## GOAL OF THE EXERCISE
Where does the word "value" occur in the data below? Copy each line that holds it.

## RAW DATA
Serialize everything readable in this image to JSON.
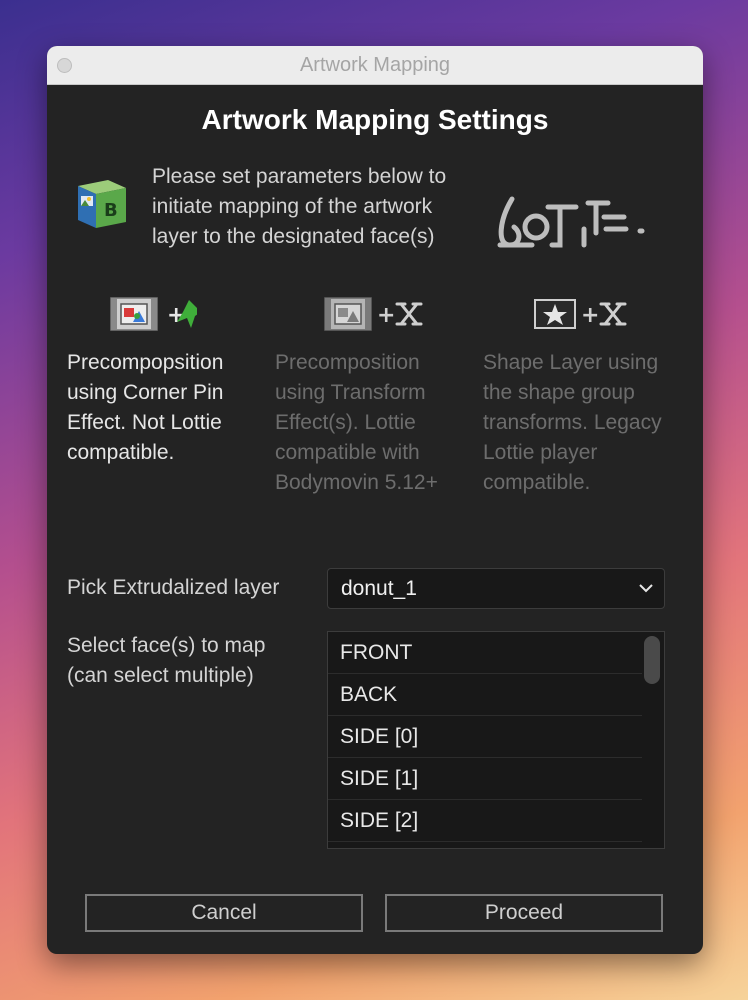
{
  "window": {
    "title": "Artwork Mapping"
  },
  "heading": "Artwork Mapping Settings",
  "intro": {
    "line1": "Please set parameters below to",
    "line2": "initiate mapping of the artwork",
    "line3": "layer to the designated face(s)",
    "icon": "cube-icon"
  },
  "logo": {
    "text": "LOTTIE",
    "icon": "lottie-logo"
  },
  "options": [
    {
      "icons": [
        "precomp-icon",
        "plus",
        "pin-icon"
      ],
      "lines": [
        "Precompopsition",
        "using Corner Pin",
        "Effect. Not Lottie",
        "compatible."
      ],
      "active": true
    },
    {
      "icons": [
        "precomp-icon",
        "plus",
        "transform-icon"
      ],
      "lines": [
        "Precomposition",
        "using Transform",
        "Effect(s). Lottie",
        "compatible with",
        "Bodymovin 5.12+"
      ],
      "active": false
    },
    {
      "icons": [
        "shape-star-icon",
        "plus",
        "transform-icon"
      ],
      "lines": [
        "Shape Layer using",
        "the shape group",
        "transforms. Legacy",
        "Lottie player",
        "compatible."
      ],
      "active": false
    }
  ],
  "layer_picker": {
    "label": "Pick Extrudalized layer",
    "value": "donut_1"
  },
  "faces": {
    "label_line1": "Select face(s) to map",
    "label_line2": "(can select multiple)",
    "items": [
      "FRONT",
      "BACK",
      "SIDE  [0]",
      "SIDE  [1]",
      "SIDE  [2]"
    ]
  },
  "buttons": {
    "cancel": "Cancel",
    "proceed": "Proceed"
  },
  "colors": {
    "window_bg": "#232323",
    "text_active": "#e6e6e6",
    "text_disabled": "#6d6d6d",
    "accent_pin": "#3fae3a"
  }
}
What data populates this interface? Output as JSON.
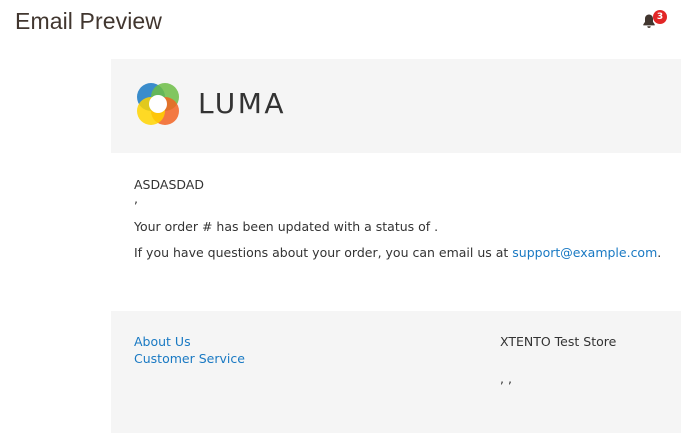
{
  "header": {
    "title": "Email Preview",
    "notifications_count": "3"
  },
  "email": {
    "logo_text": "LUMA",
    "greeting": "ASDASDAD",
    "comma_line": ",",
    "status_text": "Your order # has been updated with a status of .",
    "questions_text": "If you have questions about your order, you can email us at ",
    "support_email": "support@example.com",
    "questions_end": ".",
    "footer": {
      "links": [
        "About Us",
        "Customer Service"
      ],
      "store_name": "XTENTO Test Store",
      "address": ", ,"
    }
  },
  "colors": {
    "link": "#1979c3",
    "badge": "#e22626",
    "panel": "#f5f5f5",
    "logo_blue": "#1979c3",
    "logo_green": "#6cbd45",
    "logo_orange": "#f26322",
    "logo_yellow": "#ffd400"
  },
  "icons": [
    "bell-icon",
    "luma-logo-icon"
  ]
}
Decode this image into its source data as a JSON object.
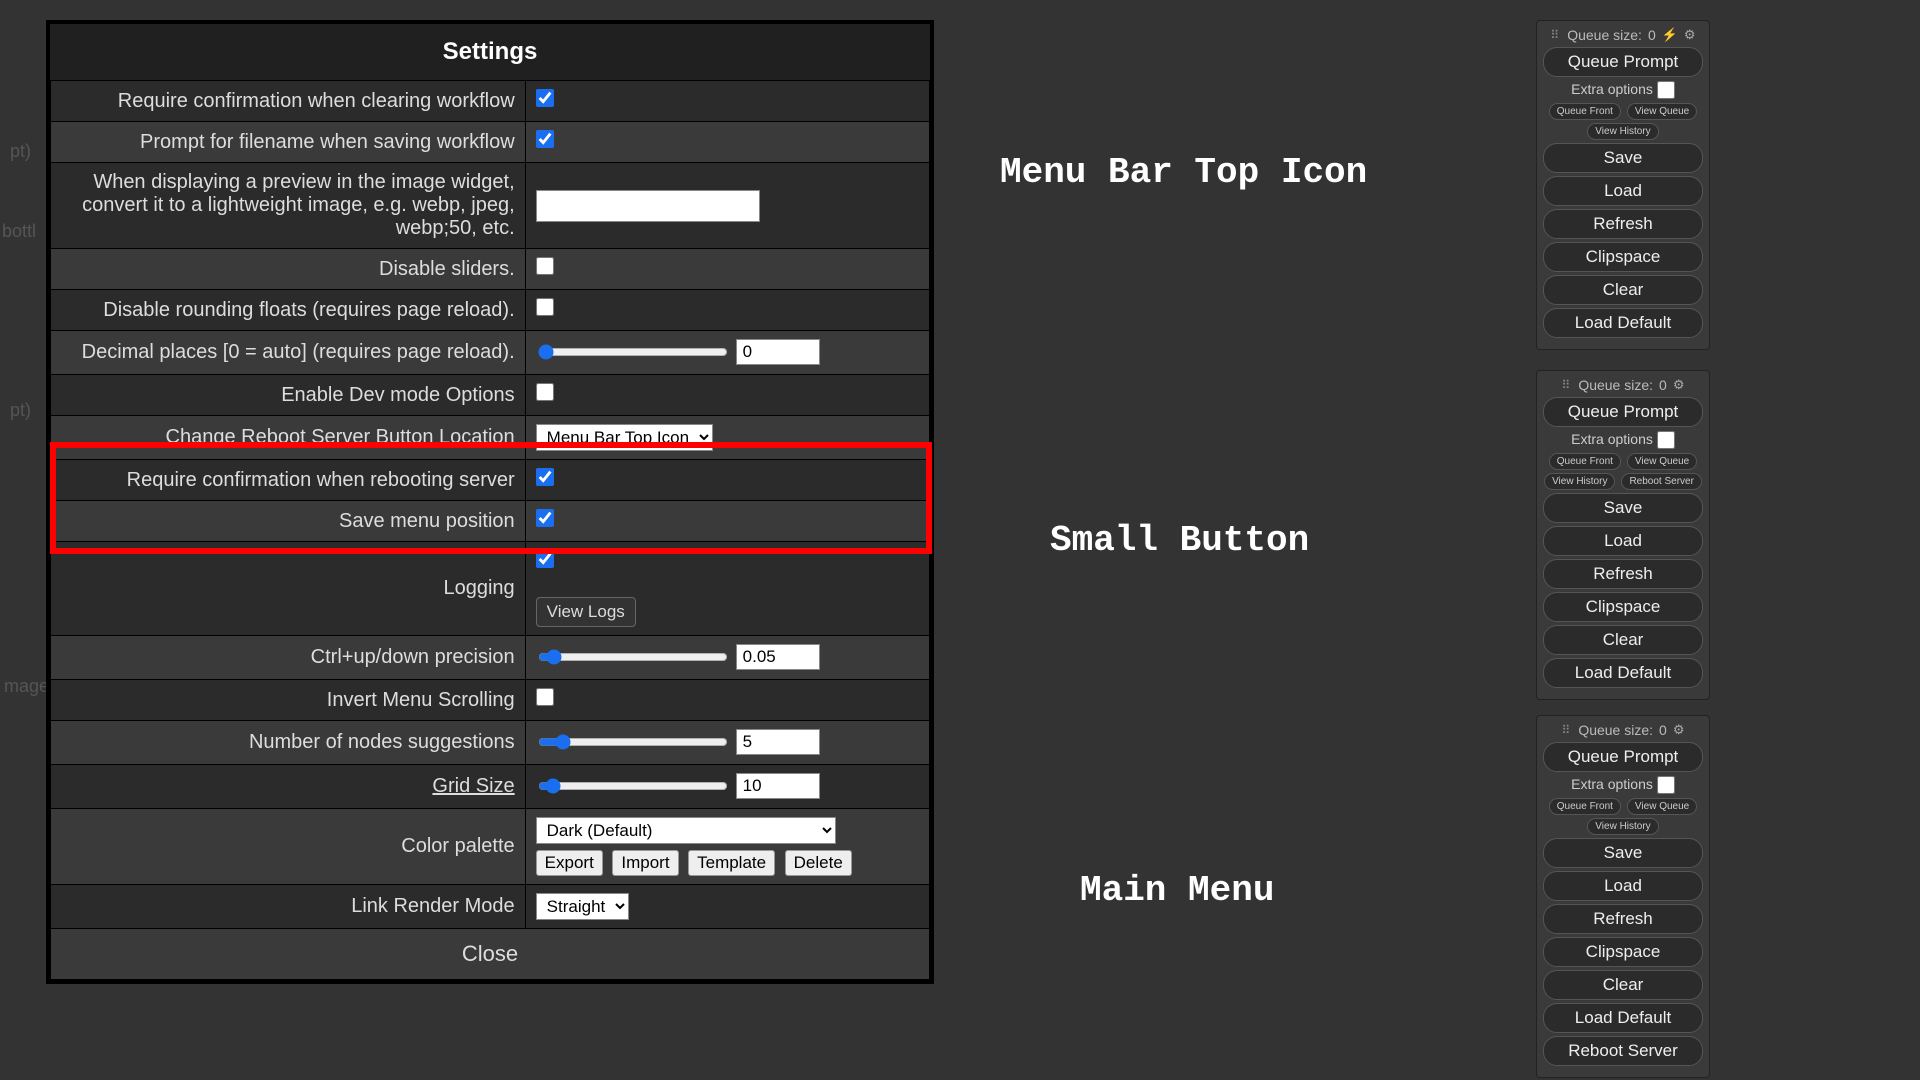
{
  "bg_labels": {
    "a": "pt)",
    "b": "bottl",
    "c": "pt)",
    "d": "mage"
  },
  "settings": {
    "title": "Settings",
    "rows": {
      "confirm_clear": {
        "label": "Require confirmation when clearing workflow",
        "checked": true
      },
      "prompt_filename": {
        "label": "Prompt for filename when saving workflow",
        "checked": true
      },
      "preview_convert": {
        "label": "When displaying a preview in the image widget, convert it to a lightweight image, e.g. webp, jpeg, webp;50, etc.",
        "value": ""
      },
      "disable_sliders": {
        "label": "Disable sliders.",
        "checked": false
      },
      "disable_rounding": {
        "label": "Disable rounding floats (requires page reload).",
        "checked": false
      },
      "decimal_places": {
        "label": "Decimal places [0 = auto] (requires page reload).",
        "value": "0"
      },
      "dev_mode": {
        "label": "Enable Dev mode Options",
        "checked": false
      },
      "reboot_location": {
        "label": "Change Reboot Server Button Location",
        "value": "Menu Bar Top Icon"
      },
      "confirm_reboot": {
        "label": "Require confirmation when rebooting server",
        "checked": true
      },
      "save_menu_pos": {
        "label": "Save menu position",
        "checked": true
      },
      "logging": {
        "label": "Logging",
        "checked": true,
        "viewlogs": "View Logs"
      },
      "ctrl_precision": {
        "label": "Ctrl+up/down precision",
        "value": "0.05"
      },
      "invert_scroll": {
        "label": "Invert Menu Scrolling",
        "checked": false
      },
      "node_suggestions": {
        "label": "Number of nodes suggestions",
        "value": "5"
      },
      "grid_size": {
        "label": "Grid Size",
        "value": "10"
      },
      "color_palette": {
        "label": "Color palette",
        "value": "Dark (Default)",
        "export": "Export",
        "import": "Import",
        "template": "Template",
        "delete": "Delete"
      },
      "link_render": {
        "label": "Link Render Mode",
        "value": "Straight"
      }
    },
    "close": "Close"
  },
  "annotations": {
    "top": "Menu Bar Top Icon",
    "mid": "Small Button",
    "bot": "Main Menu"
  },
  "menus": {
    "common": {
      "queue_prefix": "Queue size:",
      "queue_val": "0",
      "queue_prompt": "Queue Prompt",
      "extra": "Extra options",
      "queue_front": "Queue Front",
      "view_queue": "View Queue",
      "view_history": "View History",
      "reboot": "Reboot Server",
      "save": "Save",
      "load": "Load",
      "refresh": "Refresh",
      "clipspace": "Clipspace",
      "clear": "Clear",
      "load_default": "Load Default"
    }
  }
}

## YOUR SOLUTION
    "value": "donut_1"
        "value": ""
        "value": "0"
        "value": "Menu Bar Top Icon"
        "value": "0.05"
        "value": "5"
        "value": "10"
        "value": "Dark (Default)",
        "value": "Straight"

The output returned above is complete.